Listening to a lecture on local geology, I look at a bottle worth more than 100 euros: ” Barolo 2000 in the Riserva category. This word on the label means that the wine is released to the market after at least five years of aging. In Borgogno have been waiting for six and a half years. Davide Champignon says that this wine is made according to the traditional formula, when the winemaker selects the best grapes from the best cru and makes a blend. He mixes “nebbiolo” in certain proportions, achieving harmony in aroma, taste and aftertaste.
In recent years it has become fashionable in Barolo to create drinks using grapes from only one cru. Given the ability of “nebbiolo” to convey the qualities of each hill and slope, this is an entertaining process for winemakers and wine lovers alike. “Yes, it is fashionable. But we prefer tradition.
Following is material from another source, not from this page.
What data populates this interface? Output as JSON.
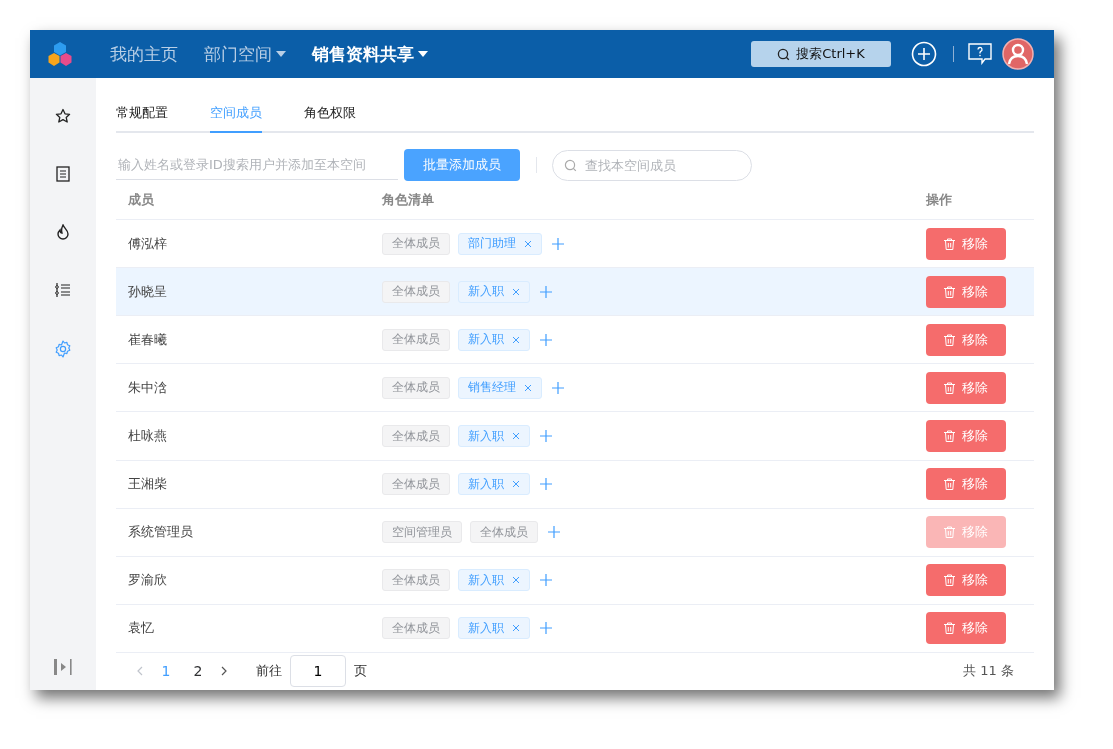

She never let us down,” says Davide.
Italy, Piedmont Region
Piedmont area 25,402 km² (2- (th place in Italy)
Population ~ 4,270,000 (4th)
Area of Italy 301,340 km² (71st in the world)
Population~ 58,854,000 (25th place)
Attractions:royal residences of the Savoy dynasty in Turin and its environs, Turin Cathedral (Turin Shroud), Sacri Monti (sacred mountains) – a complex of monuments and places of rest for pilgrims of the 16th-17th centuries.
Traditional dishes:vitello tonnato – beef with tuna sauce; taiyarin al tartufo bianco – pasta with butter and truffle sauce; brasato al barolo is beef marinated in wine, baked with vegetables.
Traditional drinks: vermouth, bicherin (coffee with hot chocolate and whipped cream).
Souvenirs: ceramics from Mondovi, cheeses with mold (tomino, robiola, castelmagno, toma piemontese), gianduia chocolate-nut paste.
DISTANCEfrom Moscow to Turin — 2400 km ( from 3 hours in flight)
TIMEbehind Moscow by 2 hours in winter, an hour in summer
CURRENCY < /strong>euro
Photo: GETTY IMAGES (6); Konstantin Kalishko (4)
The article was published in the magazine “Around the World” No. 3, April 2021, partially updated in April 2023